→ Aim of the exercise
An exact copy of all the data below is needed, without its pictures.
:: Given records
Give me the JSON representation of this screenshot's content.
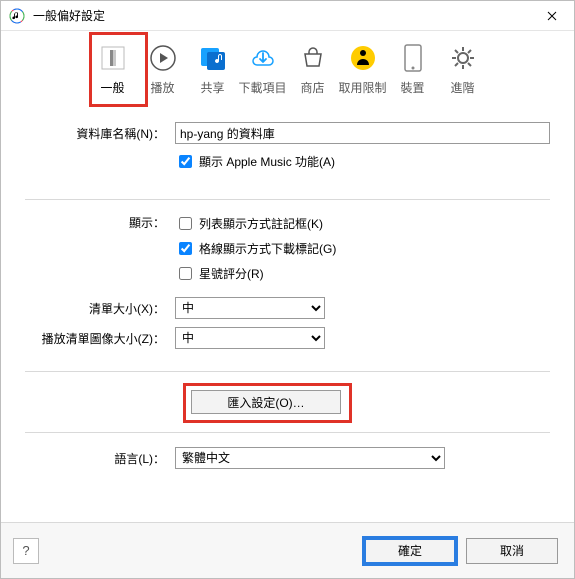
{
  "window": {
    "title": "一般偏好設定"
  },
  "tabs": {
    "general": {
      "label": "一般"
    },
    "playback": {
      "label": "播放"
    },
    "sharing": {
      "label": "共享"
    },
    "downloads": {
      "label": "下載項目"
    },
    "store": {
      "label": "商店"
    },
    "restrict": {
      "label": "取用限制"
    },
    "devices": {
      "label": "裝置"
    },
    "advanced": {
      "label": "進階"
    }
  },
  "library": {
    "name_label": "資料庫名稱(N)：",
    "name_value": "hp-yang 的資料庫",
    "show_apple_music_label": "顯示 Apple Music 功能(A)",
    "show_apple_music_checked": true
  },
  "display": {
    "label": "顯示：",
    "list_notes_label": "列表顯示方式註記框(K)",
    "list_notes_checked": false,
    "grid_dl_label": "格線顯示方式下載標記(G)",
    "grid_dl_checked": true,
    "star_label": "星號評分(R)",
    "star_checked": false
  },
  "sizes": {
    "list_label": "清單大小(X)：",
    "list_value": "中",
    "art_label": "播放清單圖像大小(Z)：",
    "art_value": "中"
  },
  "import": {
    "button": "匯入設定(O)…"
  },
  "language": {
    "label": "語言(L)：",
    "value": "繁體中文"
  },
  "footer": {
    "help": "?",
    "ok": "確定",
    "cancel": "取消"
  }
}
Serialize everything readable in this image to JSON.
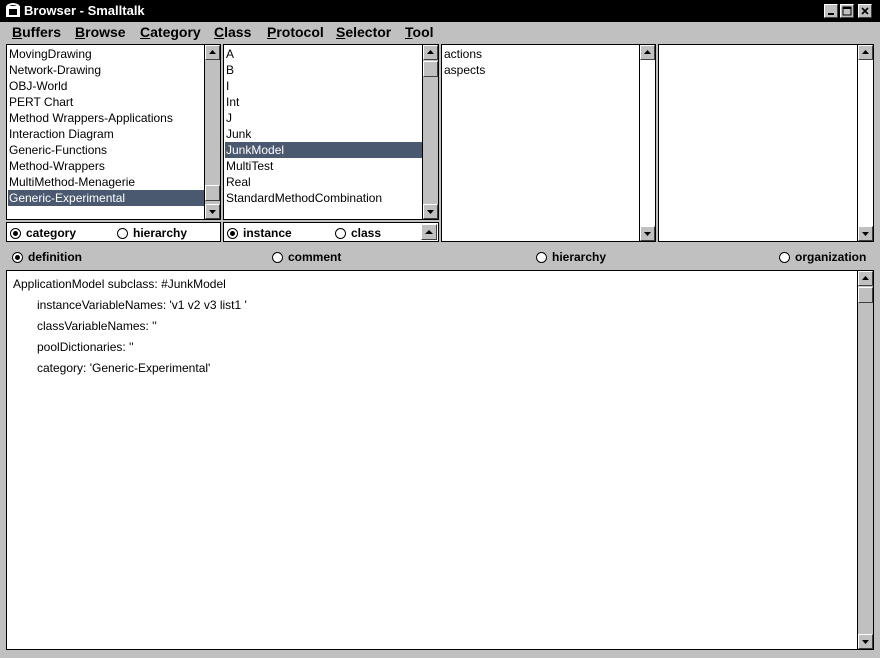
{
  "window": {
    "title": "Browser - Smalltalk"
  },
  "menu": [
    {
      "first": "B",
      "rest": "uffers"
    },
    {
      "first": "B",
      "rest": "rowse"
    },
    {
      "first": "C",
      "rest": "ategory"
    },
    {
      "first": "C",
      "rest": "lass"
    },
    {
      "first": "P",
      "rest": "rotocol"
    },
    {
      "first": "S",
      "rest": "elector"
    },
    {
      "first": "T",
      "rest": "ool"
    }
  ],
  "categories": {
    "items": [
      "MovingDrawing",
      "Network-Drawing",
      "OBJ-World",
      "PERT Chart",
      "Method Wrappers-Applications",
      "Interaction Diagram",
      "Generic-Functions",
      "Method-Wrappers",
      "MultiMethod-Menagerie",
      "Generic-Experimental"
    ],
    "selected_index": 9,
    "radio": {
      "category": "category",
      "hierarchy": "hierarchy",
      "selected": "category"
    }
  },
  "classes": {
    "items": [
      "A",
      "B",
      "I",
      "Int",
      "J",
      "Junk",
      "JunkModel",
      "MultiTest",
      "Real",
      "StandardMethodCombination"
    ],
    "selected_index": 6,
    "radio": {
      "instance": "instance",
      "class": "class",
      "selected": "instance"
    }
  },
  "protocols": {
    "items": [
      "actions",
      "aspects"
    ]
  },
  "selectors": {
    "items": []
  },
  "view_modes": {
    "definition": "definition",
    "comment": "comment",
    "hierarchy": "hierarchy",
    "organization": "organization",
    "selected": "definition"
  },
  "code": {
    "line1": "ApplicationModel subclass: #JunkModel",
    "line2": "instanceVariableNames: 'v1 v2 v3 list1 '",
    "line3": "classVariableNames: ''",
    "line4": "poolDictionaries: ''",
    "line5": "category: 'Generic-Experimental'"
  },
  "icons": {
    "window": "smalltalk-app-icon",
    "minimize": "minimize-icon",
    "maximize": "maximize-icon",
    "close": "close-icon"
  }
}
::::
→ Response
Give me the JSON representation of this screenshot's content.
{
  "window": {
    "title": "一般偏好設定"
  },
  "tabs": {
    "general": {
      "label": "一般"
    },
    "playback": {
      "label": "播放"
    },
    "sharing": {
      "label": "共享"
    },
    "downloads": {
      "label": "下載項目"
    },
    "store": {
      "label": "商店"
    },
    "restrict": {
      "label": "取用限制"
    },
    "devices": {
      "label": "裝置"
    },
    "advanced": {
      "label": "進階"
    }
  },
  "library": {
    "name_label": "資料庫名稱(N)：",
    "name_value": "hp-yang 的資料庫",
    "show_apple_music_label": "顯示 Apple Music 功能(A)",
    "show_apple_music_checked": true
  },
  "display": {
    "label": "顯示：",
    "list_notes_label": "列表顯示方式註記框(K)",
    "list_notes_checked": false,
    "grid_dl_label": "格線顯示方式下載標記(G)",
    "grid_dl_checked": true,
    "star_label": "星號評分(R)",
    "star_checked": false
  },
  "sizes": {
    "list_label": "清單大小(X)：",
    "list_value": "中",
    "art_label": "播放清單圖像大小(Z)：",
    "art_value": "中"
  },
  "import": {
    "button": "匯入設定(O)…"
  },
  "language": {
    "label": "語言(L)：",
    "value": "繁體中文"
  },
  "footer": {
    "help": "?",
    "ok": "確定",
    "cancel": "取消"
  }
}
Serialize everything readable in this image to JSON.
{
  "window": {
    "title": "Browser - Smalltalk"
  },
  "menu": [
    {
      "first": "B",
      "rest": "uffers"
    },
    {
      "first": "B",
      "rest": "rowse"
    },
    {
      "first": "C",
      "rest": "ategory"
    },
    {
      "first": "C",
      "rest": "lass"
    },
    {
      "first": "P",
      "rest": "rotocol"
    },
    {
      "first": "S",
      "rest": "elector"
    },
    {
      "first": "T",
      "rest": "ool"
    }
  ],
  "categories": {
    "items": [
      "MovingDrawing",
      "Network-Drawing",
      "OBJ-World",
      "PERT Chart",
      "Method Wrappers-Applications",
      "Interaction Diagram",
      "Generic-Functions",
      "Method-Wrappers",
      "MultiMethod-Menagerie",
      "Generic-Experimental"
    ],
    "selected_index": 9,
    "radio": {
      "category": "category",
      "hierarchy": "hierarchy",
      "selected": "category"
    }
  },
  "classes": {
    "items": [
      "A",
      "B",
      "I",
      "Int",
      "J",
      "Junk",
      "JunkModel",
      "MultiTest",
      "Real",
      "StandardMethodCombination"
    ],
    "selected_index": 6,
    "radio": {
      "instance": "instance",
      "class": "class",
      "selected": "instance"
    }
  },
  "protocols": {
    "items": [
      "actions",
      "aspects"
    ]
  },
  "selectors": {
    "items": []
  },
  "view_modes": {
    "definition": "definition",
    "comment": "comment",
    "hierarchy": "hierarchy",
    "organization": "organization",
    "selected": "definition"
  },
  "code": {
    "line1": "ApplicationModel subclass: #JunkModel",
    "line2": "instanceVariableNames: 'v1 v2 v3 list1 '",
    "line3": "classVariableNames: ''",
    "line4": "poolDictionaries: ''",
    "line5": "category: 'Generic-Experimental'"
  },
  "icons": {
    "window": "smalltalk-app-icon",
    "minimize": "minimize-icon",
    "maximize": "maximize-icon",
    "close": "close-icon"
  }
}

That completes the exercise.